I mention this because, entirely for my own selfish reasons, I particularly want to be able to remind myself of this clip of someone called Yulianna Avdeeva playing Chopin, particularly well to my ear.  And maybe that’s it.  Bloggers use their blogs as personal filing cabinets, just as I do.  They put up bits of music because they want always to be able to get hold of that bit quickly, and now they know they can.  The readers can just wait for the next posting, and pick up where they left off.  (That link, by the way, is to a bit of classical music at a blog that specialises in classical music.  Quite often I do play the clips she features, because her kind of music is my kind of music.  What I’m on about here is musical clips at blogs which are mostly about non-musical things.)

I think another point being made with these bits of music is the point I make with my occasional Friday cat blogging, which is that a lot of the appeal of blogging in particular and life in general is pure enjoyment.  And music, perhaps more than any other art, and especially when no words are involved or in the case of the more upbeat and silly pop tracks, is all about pure enjoyment.

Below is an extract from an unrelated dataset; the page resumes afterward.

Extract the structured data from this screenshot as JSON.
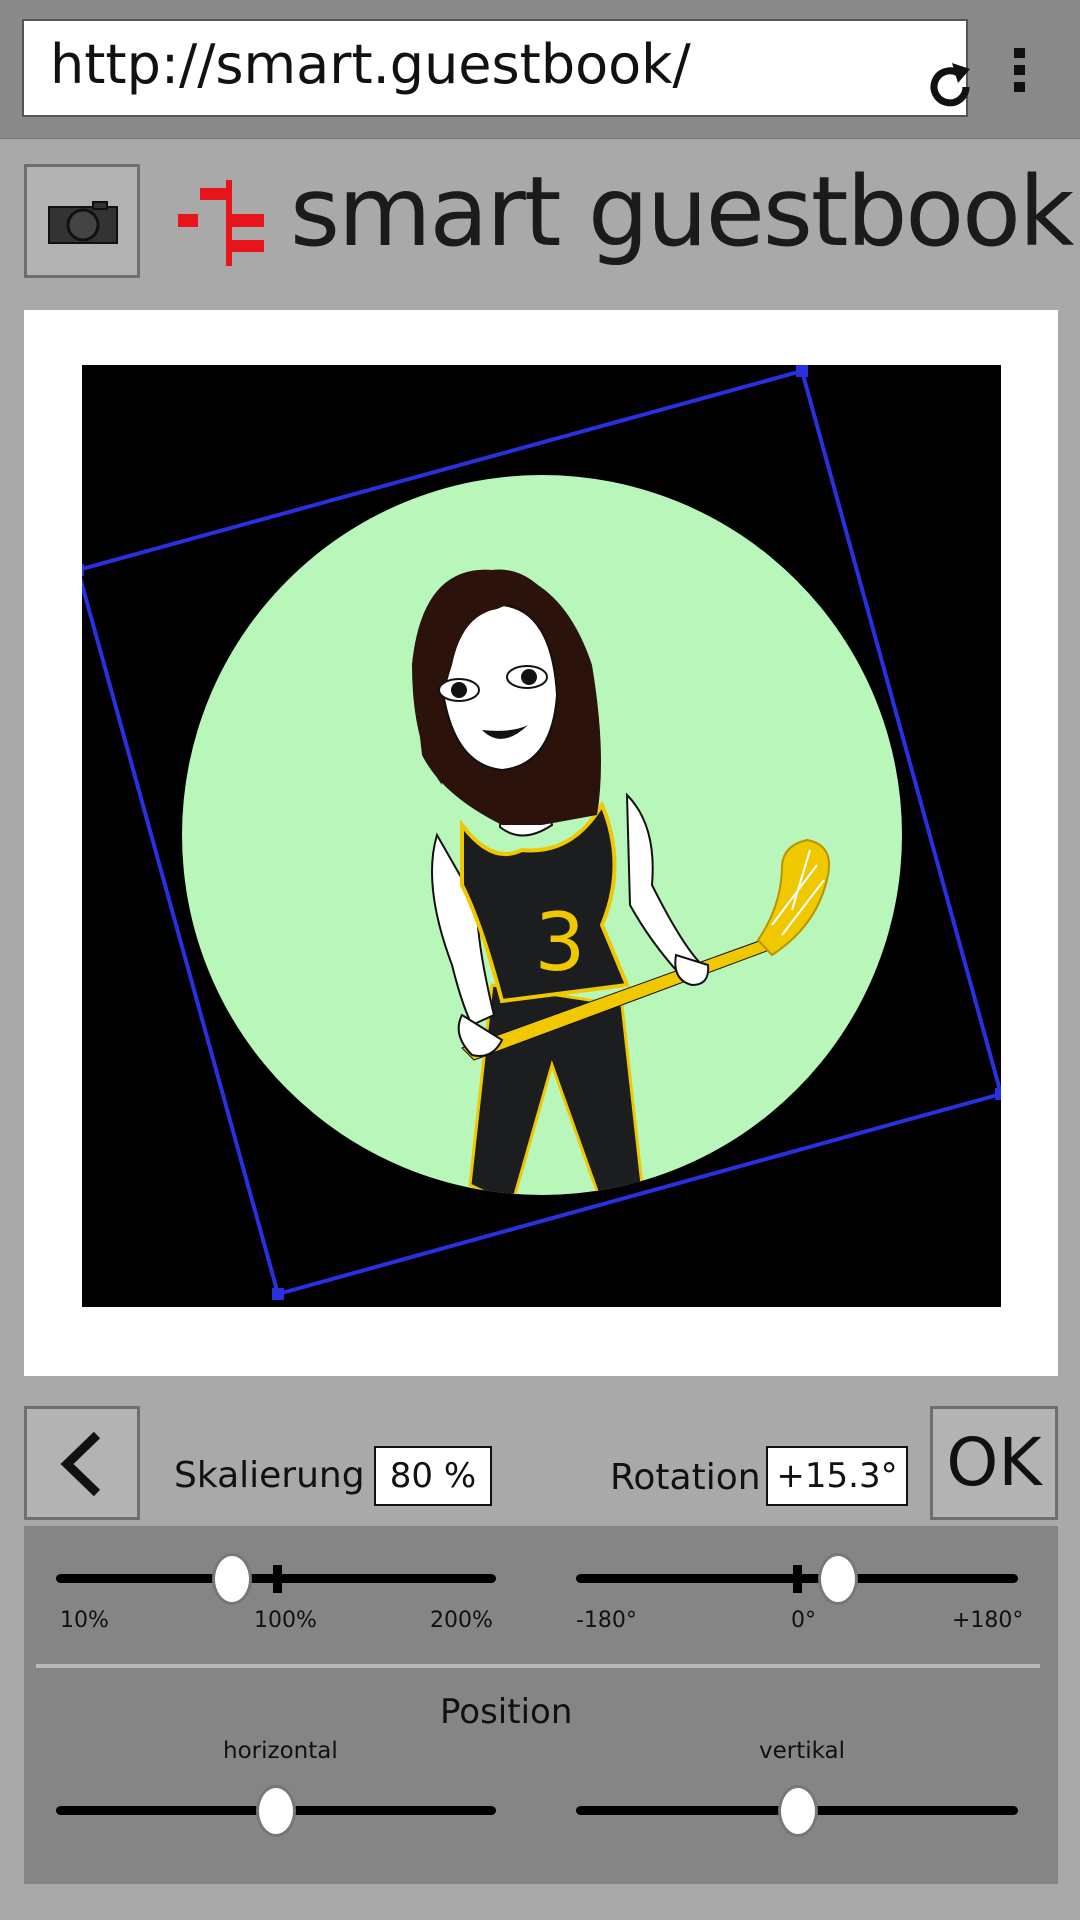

By the way, when I started writing this, I thought that David Thompson also featured occasional pop snippets.  So I went looking for his latest pop snippet, but found that actually he does not do this, or not lately, hence no link to any music at his blog in the second sentence of this posting.  But I did find this talk, by Greg Lukianoff, about the growing menace of the I-Am-Offended industry on American campuses.  Quite long, but recommended.

SInce I started on this posting, Mick Hartley stuck up another pop clip.  Again, I have not listened, and probably won’t ever.

Tuesday January 21 2014

As I said in the previous post, my talk about digital photography at Christian Michel’s last night went well, in the sense of me feeling it went well, and it seeming to be well received.  I occasionally put my sheets of paper down and extemporised upon some point I was making, but mostly, this was it.  No links, no photos, no extras.  (They may come later, I hope, but I promise nothing.) Just the bare text that I read out, complete with all the errors of grammar and spelling, of fact and interpretation, that may or may not be present:

I have given several talks in this 6/20 series, but until now this has been because I have had both questions and answers to offer to the assembled throng.  I have had theses to present, clutches of facts to pass on.

This time I don’t know the answers.  I merely want to know the answers.  What is the impact of digital photography? What is it doing to us?  Since fixing this subject matter with Christian I have made, I think, some progress in arriving at answers, but only some.  Tonight I expect to make further progress.

Luckily, for my purposes, we have all been alive throughout the period of digital photography’s mass use, and have observed it in action, even if we may not always have wanted to.  Has anyone here not taken a digital photo?  Just as I thought.  (It actually says that here.  And this.)

*****

I will start my remarks by quoting a remark made by an American whom I overheard about fifty years ago, on the Acropolis in Athens, the place where what is left of the Parthenon stands.  I was there trying to do some sketching, a skill I never got any good at but spent a few years attempting.  He was doing pictures with his seriously pre-digital camera.  As soon as he had finished photoing, he wanted to leave, presumably to get to his next photoing place.  But his family were enjoying the Acropolis in the morning sunshine.  Said he to his family: “Come on, come on!  We’ll look at it when we get home!”

This outburst captures a great deal about what people object to about digital photography, but it also reminds us that photography, by Everyman as opposed to by professionals, is nothing new.  Digital photography is partly just the intensification of a process that has been in place in our culture for well over a century.  But it is more than that.